Gambling is a form of risky behavior in which people bet a value on an uncertain event. Various factors are taken into consideration, including prize and risk. People of all ages and intelligence levels are susceptible to gambling. However, there are several ways to prevent gambling from becoming a problem. Here are a few tips:
Problem gambling affects people of all ages
Problem gambling has many different ramifications, and can be a significant contributor to negative emotional and behavioral outcomes. Specifically, it can lead to self-harm, crime, or other potentially harmful behaviors. It also has a wide range of consequences that affect individuals and their families. Various studies have documented the detrimental consequences of problem gambling on people of all ages.
Almost twenty percent of young adults who were gambling had some form of problem behavior, with rates of problem gambling remaining stable between the ages of 20 and 24 years. In addition, these individuals had higher rates of impulsivity, sensation seeking, and external locus of control than nonproblematic gamblers. Moreover, they were more likely to have a gambling history and to be cigarette and alcohol users.
It affects people of all levels of intelligence

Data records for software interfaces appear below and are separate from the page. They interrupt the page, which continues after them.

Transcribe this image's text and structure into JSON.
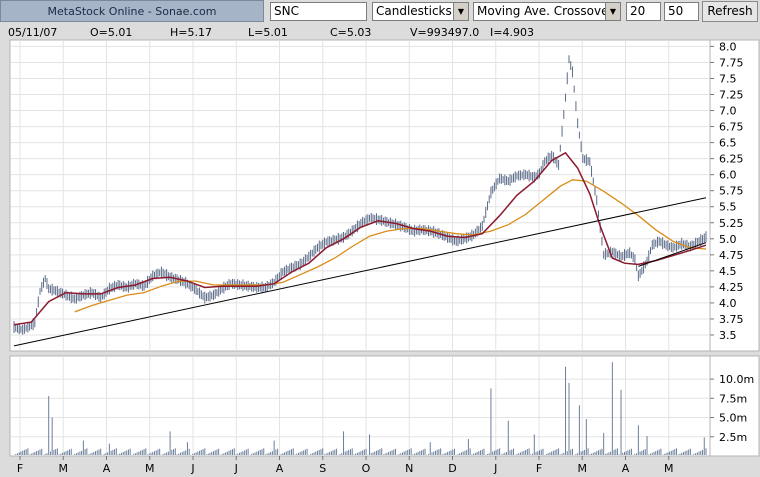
{
  "toolbar": {
    "brand": "MetaStock Online - Sonae.com",
    "symbol": "SNC",
    "chart_style": "Candlesticks",
    "indicator": "Moving Ave. Crossover",
    "period1": "20",
    "period2": "50",
    "refresh_label": "Refresh"
  },
  "info": {
    "date": "05/11/07",
    "open": "O=5.01",
    "high": "H=5.17",
    "low": "L=5.01",
    "close": "C=5.03",
    "volume": "V=993497.0",
    "indicator": "I=4.903"
  },
  "colors": {
    "price": "#5a6a88",
    "ma20": "#8b1a2e",
    "ma50": "#d98c16",
    "trend": "#000000",
    "volume": "#6b7f9c",
    "grid": "#e3e3e3"
  },
  "chart_data": [
    {
      "type": "line",
      "title": "",
      "x_tick_labels": [
        "F",
        "M",
        "A",
        "M",
        "J",
        "J",
        "A",
        "S",
        "O",
        "N",
        "D",
        "J",
        "F",
        "M",
        "A",
        "M"
      ],
      "y_ticks": [
        "3.5",
        "3.75",
        "4.0",
        "4.25",
        "4.5",
        "4.75",
        "5.0",
        "5.25",
        "5.5",
        "5.75",
        "6.0",
        "6.25",
        "6.5",
        "6.75",
        "7.0",
        "7.25",
        "7.5",
        "7.75",
        "8.0"
      ],
      "ylim": [
        3.25,
        8.1
      ],
      "grid": true,
      "series": [
        {
          "role": "price",
          "style": "candlesticks",
          "points": [
            [
              0,
              3.62
            ],
            [
              5,
              3.58
            ],
            [
              8,
              3.62
            ],
            [
              12,
              3.68
            ],
            [
              15,
              4.18
            ],
            [
              18,
              4.38
            ],
            [
              20,
              4.22
            ],
            [
              25,
              4.18
            ],
            [
              30,
              4.12
            ],
            [
              35,
              4.06
            ],
            [
              40,
              4.12
            ],
            [
              45,
              4.16
            ],
            [
              50,
              4.08
            ],
            [
              55,
              4.22
            ],
            [
              60,
              4.28
            ],
            [
              65,
              4.24
            ],
            [
              70,
              4.3
            ],
            [
              75,
              4.26
            ],
            [
              80,
              4.42
            ],
            [
              85,
              4.48
            ],
            [
              90,
              4.4
            ],
            [
              95,
              4.36
            ],
            [
              100,
              4.3
            ],
            [
              105,
              4.2
            ],
            [
              110,
              4.08
            ],
            [
              115,
              4.12
            ],
            [
              120,
              4.22
            ],
            [
              125,
              4.3
            ],
            [
              130,
              4.28
            ],
            [
              135,
              4.26
            ],
            [
              140,
              4.24
            ],
            [
              145,
              4.24
            ],
            [
              150,
              4.32
            ],
            [
              155,
              4.48
            ],
            [
              160,
              4.55
            ],
            [
              165,
              4.6
            ],
            [
              170,
              4.72
            ],
            [
              175,
              4.86
            ],
            [
              180,
              4.95
            ],
            [
              185,
              4.98
            ],
            [
              190,
              5.02
            ],
            [
              195,
              5.12
            ],
            [
              200,
              5.24
            ],
            [
              205,
              5.32
            ],
            [
              210,
              5.3
            ],
            [
              215,
              5.26
            ],
            [
              220,
              5.22
            ],
            [
              225,
              5.18
            ],
            [
              230,
              5.12
            ],
            [
              235,
              5.14
            ],
            [
              240,
              5.12
            ],
            [
              245,
              5.08
            ],
            [
              250,
              5.02
            ],
            [
              255,
              4.96
            ],
            [
              260,
              5.0
            ],
            [
              265,
              5.06
            ],
            [
              270,
              5.2
            ],
            [
              275,
              5.72
            ],
            [
              280,
              5.94
            ],
            [
              285,
              5.9
            ],
            [
              290,
              5.98
            ],
            [
              295,
              6.0
            ],
            [
              300,
              5.96
            ],
            [
              303,
              6.02
            ],
            [
              306,
              6.2
            ],
            [
              310,
              6.3
            ],
            [
              314,
              6.15
            ],
            [
              318,
              7.2
            ],
            [
              320,
              7.8
            ],
            [
              322,
              7.6
            ],
            [
              325,
              6.8
            ],
            [
              328,
              6.25
            ],
            [
              332,
              6.2
            ],
            [
              336,
              5.6
            ],
            [
              340,
              4.75
            ],
            [
              345,
              4.8
            ],
            [
              350,
              4.72
            ],
            [
              355,
              4.78
            ],
            [
              358,
              4.68
            ],
            [
              360,
              4.42
            ],
            [
              362,
              4.5
            ],
            [
              365,
              4.65
            ],
            [
              368,
              4.9
            ],
            [
              372,
              4.96
            ],
            [
              376,
              4.9
            ],
            [
              380,
              4.86
            ],
            [
              385,
              4.92
            ],
            [
              390,
              4.88
            ],
            [
              395,
              4.96
            ],
            [
              399,
              5.03
            ]
          ]
        },
        {
          "role": "indicator",
          "points": [
            [
              0,
              3.66
            ],
            [
              10,
              3.7
            ],
            [
              20,
              4.02
            ],
            [
              30,
              4.16
            ],
            [
              40,
              4.14
            ],
            [
              50,
              4.14
            ],
            [
              60,
              4.24
            ],
            [
              70,
              4.28
            ],
            [
              80,
              4.38
            ],
            [
              90,
              4.4
            ],
            [
              100,
              4.34
            ],
            [
              110,
              4.24
            ],
            [
              120,
              4.26
            ],
            [
              130,
              4.26
            ],
            [
              140,
              4.26
            ],
            [
              150,
              4.3
            ],
            [
              160,
              4.48
            ],
            [
              170,
              4.62
            ],
            [
              180,
              4.86
            ],
            [
              190,
              5.0
            ],
            [
              200,
              5.18
            ],
            [
              210,
              5.28
            ],
            [
              220,
              5.24
            ],
            [
              230,
              5.16
            ],
            [
              240,
              5.12
            ],
            [
              250,
              5.04
            ],
            [
              260,
              5.02
            ],
            [
              270,
              5.08
            ],
            [
              280,
              5.36
            ],
            [
              290,
              5.68
            ],
            [
              300,
              5.9
            ],
            [
              310,
              6.22
            ],
            [
              318,
              6.34
            ],
            [
              325,
              6.1
            ],
            [
              332,
              5.7
            ],
            [
              338,
              5.2
            ],
            [
              345,
              4.7
            ],
            [
              352,
              4.62
            ],
            [
              360,
              4.6
            ],
            [
              370,
              4.66
            ],
            [
              380,
              4.74
            ],
            [
              390,
              4.82
            ],
            [
              399,
              4.9
            ]
          ]
        },
        {
          "role": "indicator",
          "points": [
            [
              35,
              3.86
            ],
            [
              45,
              3.96
            ],
            [
              55,
              4.04
            ],
            [
              65,
              4.12
            ],
            [
              75,
              4.16
            ],
            [
              85,
              4.26
            ],
            [
              95,
              4.34
            ],
            [
              105,
              4.34
            ],
            [
              115,
              4.28
            ],
            [
              125,
              4.28
            ],
            [
              135,
              4.28
            ],
            [
              145,
              4.28
            ],
            [
              155,
              4.32
            ],
            [
              165,
              4.44
            ],
            [
              175,
              4.56
            ],
            [
              185,
              4.7
            ],
            [
              195,
              4.88
            ],
            [
              205,
              5.04
            ],
            [
              215,
              5.12
            ],
            [
              225,
              5.16
            ],
            [
              235,
              5.16
            ],
            [
              245,
              5.12
            ],
            [
              255,
              5.08
            ],
            [
              265,
              5.06
            ],
            [
              275,
              5.12
            ],
            [
              285,
              5.22
            ],
            [
              295,
              5.38
            ],
            [
              305,
              5.6
            ],
            [
              315,
              5.82
            ],
            [
              322,
              5.92
            ],
            [
              330,
              5.9
            ],
            [
              340,
              5.74
            ],
            [
              350,
              5.56
            ],
            [
              360,
              5.36
            ],
            [
              370,
              5.14
            ],
            [
              380,
              4.96
            ],
            [
              390,
              4.86
            ],
            [
              399,
              4.84
            ]
          ]
        },
        {
          "role": "trendline",
          "points": [
            [
              0,
              3.33
            ],
            [
              399,
              5.64
            ]
          ]
        },
        {
          "role": "trendline",
          "points": [
            [
              360,
              4.57
            ],
            [
              399,
              4.94
            ]
          ]
        }
      ]
    },
    {
      "type": "bar",
      "title": "",
      "y_ticks": [
        "2.5m",
        "5.0m",
        "7.5m",
        "10.0m"
      ],
      "ylim": [
        0,
        13
      ],
      "spikes": [
        [
          20,
          7.8
        ],
        [
          22,
          5.0
        ],
        [
          40,
          2.0
        ],
        [
          55,
          1.6
        ],
        [
          90,
          3.2
        ],
        [
          100,
          1.8
        ],
        [
          150,
          2.0
        ],
        [
          190,
          3.2
        ],
        [
          205,
          2.8
        ],
        [
          240,
          1.8
        ],
        [
          262,
          2.2
        ],
        [
          275,
          8.8
        ],
        [
          285,
          4.6
        ],
        [
          300,
          2.8
        ],
        [
          318,
          11.6
        ],
        [
          320,
          9.5
        ],
        [
          326,
          6.6
        ],
        [
          330,
          4.8
        ],
        [
          340,
          3.0
        ],
        [
          345,
          12.2
        ],
        [
          350,
          8.6
        ],
        [
          360,
          4.0
        ],
        [
          365,
          2.6
        ],
        [
          398,
          2.4
        ]
      ]
    }
  ]
}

Gambling affects people of all intelligence levels, and it is not just those with lower IQs that are at increased risk for problem gambling. In fact, research shows that people with low IQs have a higher risk for problem gambling than those with high IQs. These findings are promising for understanding the risk factors for problem gambling, and developing prevention and intervention methods.
Regardless of intelligence level, a gambling addiction can lead to financial hardships, relationship problems, and loss of employment. It also causes emotional and mental health problems, including depression, anxiety, and even suicidal thoughts. While gambling is not considered a moral failing, it does affect the well-being of those who engage in it.
It affects people of all backgrounds
Despite the widespread popularity of gambling, it is still considered a problem activity. Problem gambling is particularly common among certain racial groups, including African Americans. This study showed that Black people are more likely to engage in problem gambling than White people, and that problem gambling is more common among women than among men. Black respondents also showed higher rates of anxiety and substance use than did White people. In addition, Black people were more likely to report symptoms of subsyndromal gambling. Further, they were more likely to report a link between problem gambling and other mental health disorders.
Problem gambling can affect people of all socioeconomic levels and is associated with numerous adverse outcomes. Problem gamblers are more likely to experience medical and mental health issues, and can put their financial security at risk. They may also face trouble with their personal relationships.